• **Requirement**:
Send back the records exactly as written, with no images.

• **Information shown**:
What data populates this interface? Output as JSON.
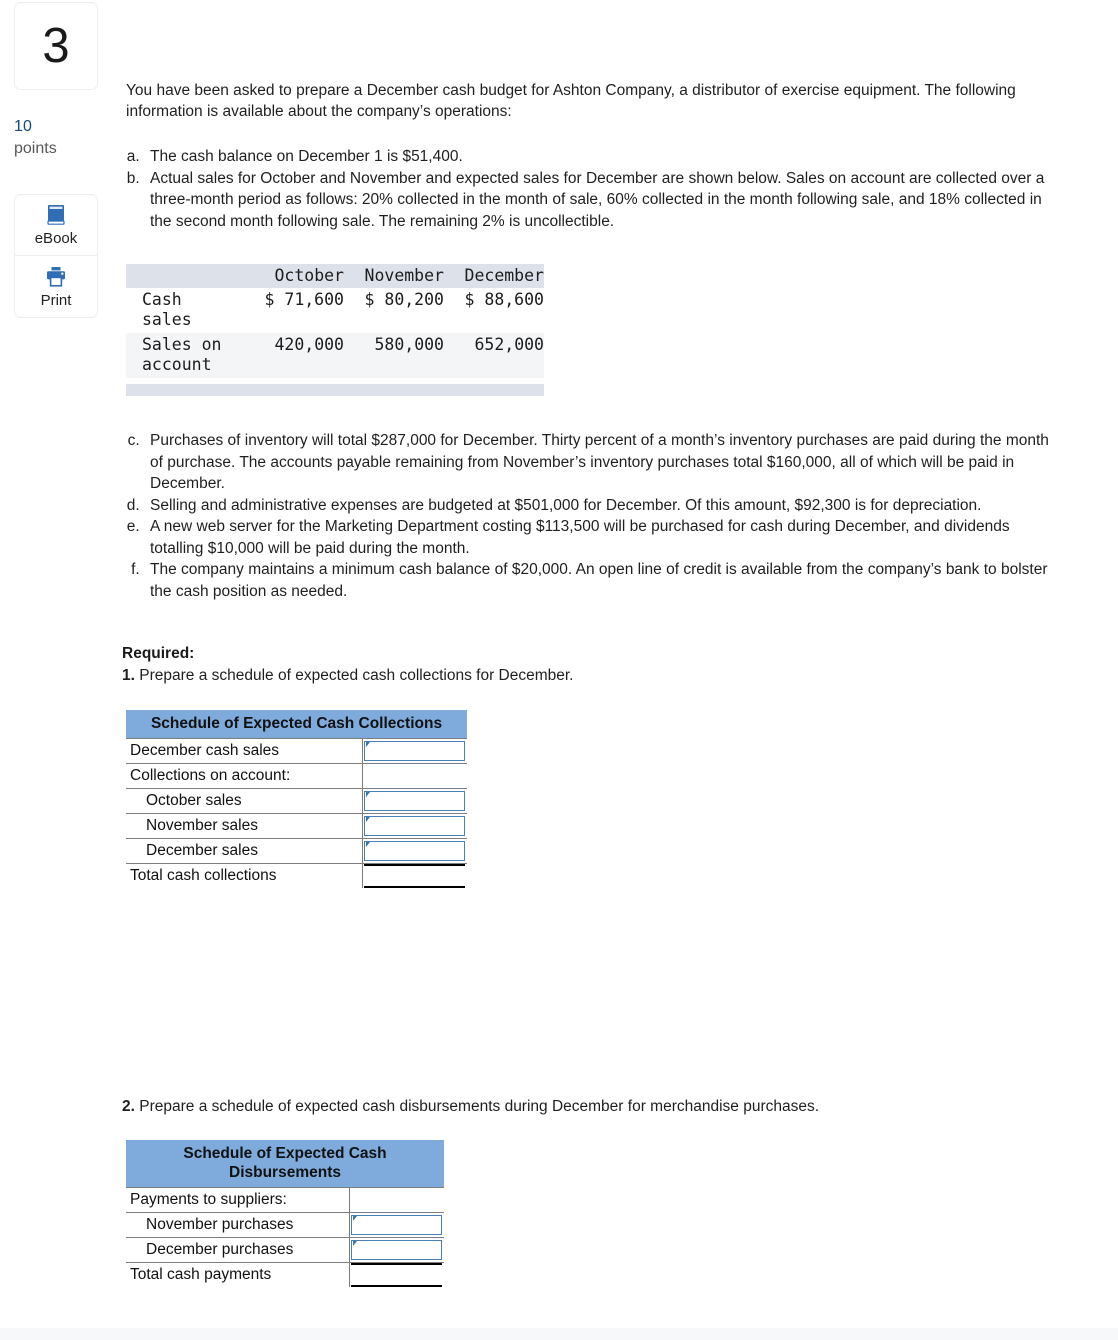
{
  "question": {
    "number": "3",
    "points_value": "10",
    "points_label": "points"
  },
  "rail": {
    "ebook_label": "eBook",
    "ebook_icon": "book-icon",
    "print_label": "Print",
    "print_icon": "printer-icon"
  },
  "intro": "You have been asked to prepare a December cash budget for Ashton Company, a distributor of exercise equipment. The following information is available about the company’s operations:",
  "facts_first": [
    "The cash balance on December 1 is $51,400.",
    "Actual sales for October and November and expected sales for December are shown below. Sales on account are collected over a three-month period as follows: 20% collected in the month of sale, 60% collected in the month following sale, and 18% collected in the second month following sale. The remaining 2% is uncollectible."
  ],
  "facts_second": [
    "Purchases of inventory will total $287,000 for December. Thirty percent of a month’s inventory purchases are paid during the month of purchase. The accounts payable remaining from November’s inventory purchases total $160,000, all of which will be paid in December.",
    "Selling and administrative expenses are budgeted at $501,000 for December. Of this amount, $92,300 is for depreciation.",
    "A new web server for the Marketing Department costing $113,500 will be purchased for cash during December, and dividends totalling $10,000 will be paid during the month.",
    "The company maintains a minimum cash balance of $20,000. An open line of credit is available from the company’s bank to bolster the cash position as needed."
  ],
  "sales_table": {
    "columns": [
      "October",
      "November",
      "December"
    ],
    "rows": [
      {
        "label": "Cash\nsales",
        "values": [
          "$ 71,600",
          "$ 80,200",
          "$ 88,600"
        ]
      },
      {
        "label": "Sales on\naccount",
        "values": [
          "420,000",
          "580,000",
          "652,000"
        ]
      }
    ]
  },
  "required": {
    "heading": "Required:",
    "item1_num": "1.",
    "item1_text": " Prepare a schedule of expected cash collections for December.",
    "item2_num": "2.",
    "item2_text": " Prepare a schedule of expected cash disbursements during December for merchandise purchases."
  },
  "schedule_collections": {
    "title": "Schedule of Expected Cash Collections",
    "rows": [
      {
        "label": "December cash sales",
        "input": true,
        "indent": false,
        "total": false,
        "value": ""
      },
      {
        "label": "Collections on account:",
        "input": false,
        "indent": false,
        "total": false,
        "value": ""
      },
      {
        "label": "October sales",
        "input": true,
        "indent": true,
        "total": false,
        "value": ""
      },
      {
        "label": "November sales",
        "input": true,
        "indent": true,
        "total": false,
        "value": ""
      },
      {
        "label": "December sales",
        "input": true,
        "indent": true,
        "total": false,
        "value": ""
      },
      {
        "label": "Total cash collections",
        "input": false,
        "indent": false,
        "total": true,
        "value": ""
      }
    ]
  },
  "schedule_disbursements": {
    "title": "Schedule of Expected Cash Disbursements",
    "rows": [
      {
        "label": "Payments to suppliers:",
        "input": false,
        "indent": false,
        "total": false,
        "value": ""
      },
      {
        "label": "November purchases",
        "input": true,
        "indent": true,
        "total": false,
        "value": ""
      },
      {
        "label": "December purchases",
        "input": true,
        "indent": true,
        "total": false,
        "value": ""
      },
      {
        "label": "Total cash payments",
        "input": false,
        "indent": false,
        "total": true,
        "value": ""
      }
    ]
  },
  "colors": {
    "schedule_header_blue": "#7eabdc",
    "input_border_blue": "#4a7fb8",
    "points_blue": "#16497a",
    "mono_header_bg": "#dde1e9",
    "icon_blue": "#2f6db5"
  }
}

• **Output of the task**:
What data populates this interface? Output as JSON.
{
  "question": {
    "number": "3",
    "points_value": "10",
    "points_label": "points"
  },
  "rail": {
    "ebook_label": "eBook",
    "ebook_icon": "book-icon",
    "print_label": "Print",
    "print_icon": "printer-icon"
  },
  "intro": "You have been asked to prepare a December cash budget for Ashton Company, a distributor of exercise equipment. The following information is available about the company’s operations:",
  "facts_first": [
    "The cash balance on December 1 is $51,400.",
    "Actual sales for October and November and expected sales for December are shown below. Sales on account are collected over a three-month period as follows: 20% collected in the month of sale, 60% collected in the month following sale, and 18% collected in the second month following sale. The remaining 2% is uncollectible."
  ],
  "facts_second": [
    "Purchases of inventory will total $287,000 for December. Thirty percent of a month’s inventory purchases are paid during the month of purchase. The accounts payable remaining from November’s inventory purchases total $160,000, all of which will be paid in December.",
    "Selling and administrative expenses are budgeted at $501,000 for December. Of this amount, $92,300 is for depreciation.",
    "A new web server for the Marketing Department costing $113,500 will be purchased for cash during December, and dividends totalling $10,000 will be paid during the month.",
    "The company maintains a minimum cash balance of $20,000. An open line of credit is available from the company’s bank to bolster the cash position as needed."
  ],
  "sales_table": {
    "columns": [
      "October",
      "November",
      "December"
    ],
    "rows": [
      {
        "label": "Cash\nsales",
        "values": [
          "$ 71,600",
          "$ 80,200",
          "$ 88,600"
        ]
      },
      {
        "label": "Sales on\naccount",
        "values": [
          "420,000",
          "580,000",
          "652,000"
        ]
      }
    ]
  },
  "required": {
    "heading": "Required:",
    "item1_num": "1.",
    "item1_text": " Prepare a schedule of expected cash collections for December.",
    "item2_num": "2.",
    "item2_text": " Prepare a schedule of expected cash disbursements during December for merchandise purchases."
  },
  "schedule_collections": {
    "title": "Schedule of Expected Cash Collections",
    "rows": [
      {
        "label": "December cash sales",
        "input": true,
        "indent": false,
        "total": false,
        "value": ""
      },
      {
        "label": "Collections on account:",
        "input": false,
        "indent": false,
        "total": false,
        "value": ""
      },
      {
        "label": "October sales",
        "input": true,
        "indent": true,
        "total": false,
        "value": ""
      },
      {
        "label": "November sales",
        "input": true,
        "indent": true,
        "total": false,
        "value": ""
      },
      {
        "label": "December sales",
        "input": true,
        "indent": true,
        "total": false,
        "value": ""
      },
      {
        "label": "Total cash collections",
        "input": false,
        "indent": false,
        "total": true,
        "value": ""
      }
    ]
  },
  "schedule_disbursements": {
    "title": "Schedule of Expected Cash Disbursements",
    "rows": [
      {
        "label": "Payments to suppliers:",
        "input": false,
        "indent": false,
        "total": false,
        "value": ""
      },
      {
        "label": "November purchases",
        "input": true,
        "indent": true,
        "total": false,
        "value": ""
      },
      {
        "label": "December purchases",
        "input": true,
        "indent": true,
        "total": false,
        "value": ""
      },
      {
        "label": "Total cash payments",
        "input": false,
        "indent": false,
        "total": true,
        "value": ""
      }
    ]
  },
  "colors": {
    "schedule_header_blue": "#7eabdc",
    "input_border_blue": "#4a7fb8",
    "points_blue": "#16497a",
    "mono_header_bg": "#dde1e9",
    "icon_blue": "#2f6db5"
  }
}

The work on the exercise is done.